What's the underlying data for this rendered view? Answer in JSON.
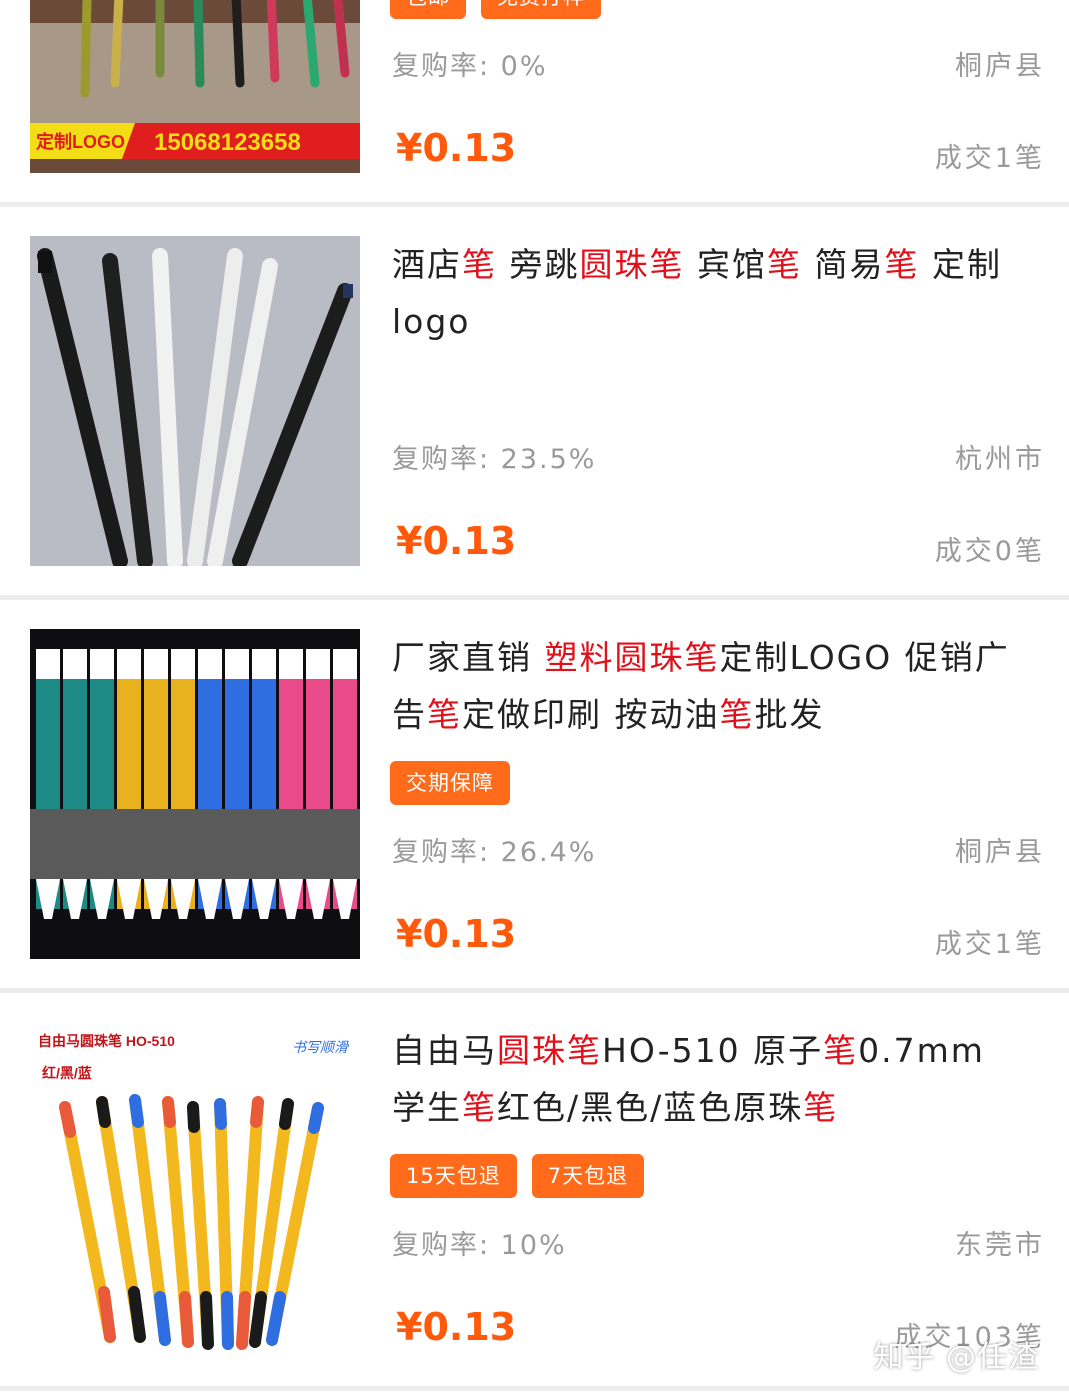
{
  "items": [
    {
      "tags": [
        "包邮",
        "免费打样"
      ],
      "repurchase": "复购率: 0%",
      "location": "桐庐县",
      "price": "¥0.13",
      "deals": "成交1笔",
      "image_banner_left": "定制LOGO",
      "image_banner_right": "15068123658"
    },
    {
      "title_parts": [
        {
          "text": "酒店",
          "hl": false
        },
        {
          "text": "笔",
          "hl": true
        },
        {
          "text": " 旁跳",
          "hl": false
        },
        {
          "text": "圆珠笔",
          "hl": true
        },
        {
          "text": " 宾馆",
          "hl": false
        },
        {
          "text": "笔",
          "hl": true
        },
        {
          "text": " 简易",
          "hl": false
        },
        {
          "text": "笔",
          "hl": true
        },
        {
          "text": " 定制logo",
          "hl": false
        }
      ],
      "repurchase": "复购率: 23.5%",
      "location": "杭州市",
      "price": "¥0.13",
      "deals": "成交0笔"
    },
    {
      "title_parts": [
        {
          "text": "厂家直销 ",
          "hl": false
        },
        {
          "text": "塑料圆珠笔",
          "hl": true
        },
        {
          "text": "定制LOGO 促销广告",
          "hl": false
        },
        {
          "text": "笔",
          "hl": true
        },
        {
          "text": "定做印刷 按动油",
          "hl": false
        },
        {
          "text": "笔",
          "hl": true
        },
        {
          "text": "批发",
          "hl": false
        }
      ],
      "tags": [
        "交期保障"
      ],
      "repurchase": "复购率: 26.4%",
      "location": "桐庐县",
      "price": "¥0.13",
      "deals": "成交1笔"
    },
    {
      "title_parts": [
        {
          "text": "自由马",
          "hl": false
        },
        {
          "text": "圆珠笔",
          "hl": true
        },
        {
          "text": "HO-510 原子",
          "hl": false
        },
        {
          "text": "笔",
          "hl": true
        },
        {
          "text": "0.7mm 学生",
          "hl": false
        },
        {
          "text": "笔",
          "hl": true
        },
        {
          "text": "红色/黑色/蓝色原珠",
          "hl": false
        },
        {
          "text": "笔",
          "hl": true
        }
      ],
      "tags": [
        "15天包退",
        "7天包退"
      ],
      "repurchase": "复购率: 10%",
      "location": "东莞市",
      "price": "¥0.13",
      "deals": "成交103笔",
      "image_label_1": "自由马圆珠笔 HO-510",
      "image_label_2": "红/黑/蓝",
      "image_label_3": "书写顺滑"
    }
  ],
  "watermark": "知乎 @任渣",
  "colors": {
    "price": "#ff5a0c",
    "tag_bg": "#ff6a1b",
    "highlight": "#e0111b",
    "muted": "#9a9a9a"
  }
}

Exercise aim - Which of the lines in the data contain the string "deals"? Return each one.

Task response -
      "deals": "成交1笔",
      "deals": "成交0笔"
      "deals": "成交1笔"
      "deals": "成交103笔",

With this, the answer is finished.